Nakuru residents in rush for title deeds after elevation to city

An Aerial view of Nakuru town on December 29, 2020. [Courtesy]

Nakuru residents have been flocking to Nakuru’s Ardhi House in search of title deeds. 

The conferment of city status, elevation of some towns to municipalities and growing investments in the county have been linked to the spike in the number of applicants seeking the legal document. 

Nakuru hosts numerous settlement schemes established shortly after independence. Until the late 1990s, a majority of the beneficiaries only held allotment letters.

Prolonged disputes and lack of proper organisational structure has remained a major challenge on the resident’s clamour for the legal documents that have the potential of transforming lives. A team of officials from the county’s Lands Department and the National Lands Commission (NLC) has been formed to expedite the processing of the title deeds.

Governor Lee Kinyanjui said there are many petitions from residents whose continued stay on their respective parcels without the documents leaves them uncertain.

“There is a growing concern over lack of security of tenure from residents.

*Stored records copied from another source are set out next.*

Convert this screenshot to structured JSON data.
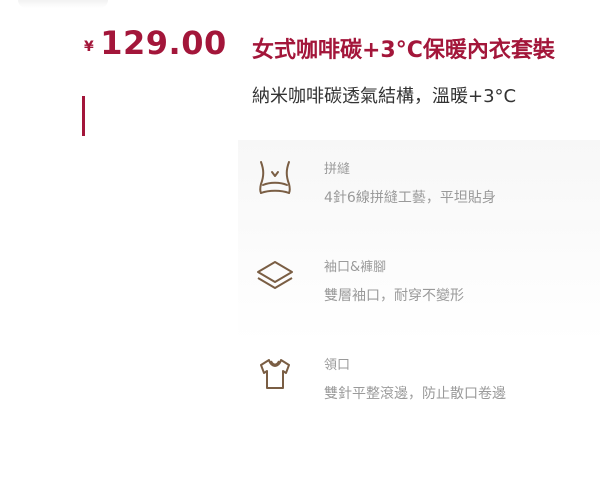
{
  "theme": {
    "accent": "#a3163a",
    "icon_color": "#7a5e44",
    "muted_text": "#9a9a9a",
    "body_text": "#333333"
  },
  "price": {
    "currency_symbol": "¥",
    "amount": "129.00"
  },
  "product": {
    "title": "女式咖啡碳+3°C保暖內衣套裝",
    "subtitle": "納米咖啡碳透氣結構，溫暖+3°C"
  },
  "features": [
    {
      "icon": "waist-seam-icon",
      "title": "拼縫",
      "description": "4針6線拼縫工藝，平坦貼身"
    },
    {
      "icon": "layers-icon",
      "title": "袖口&褲腳",
      "description": "雙層袖口，耐穿不變形"
    },
    {
      "icon": "tshirt-collar-icon",
      "title": "領口",
      "description": "雙針平整滾邊，防止散口卷邊"
    }
  ]
}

We are racing against time to unlock the backlog in title deeds issuance,” said Kinyanjui.

Among them is a petition from the disputed Ndabibi Farm residents who acquired it through purchase or as a retirement gift from Agricultural Development Corporation (ADC) in the 1990s. “We have notified the residents to supply us with all documents relevant to the land on or before July 28 to facilitate the processing of title deeds to genuine owners within six months,” said Kinyanjui.

In a recent dispute, crops on acres of land were destroyed after unknown persons sprayed chemicals on farms. Edward Macharia, an elder from Elburgon was among 3,457 beneficiaries from Kasarani A, Kasarani B and Eastleigh who received their title deeds this month after waiting for over four decades.

“It has been a tiring journey dating back to the 1970s when we resettled here. We only had allotment letters,” said Macharia.

It has been a challenging time for Kuresoi South residents whose title deeds in the early 2000s had a caveat placed on them over the wanton destruction of the Eastern Mau Forest block.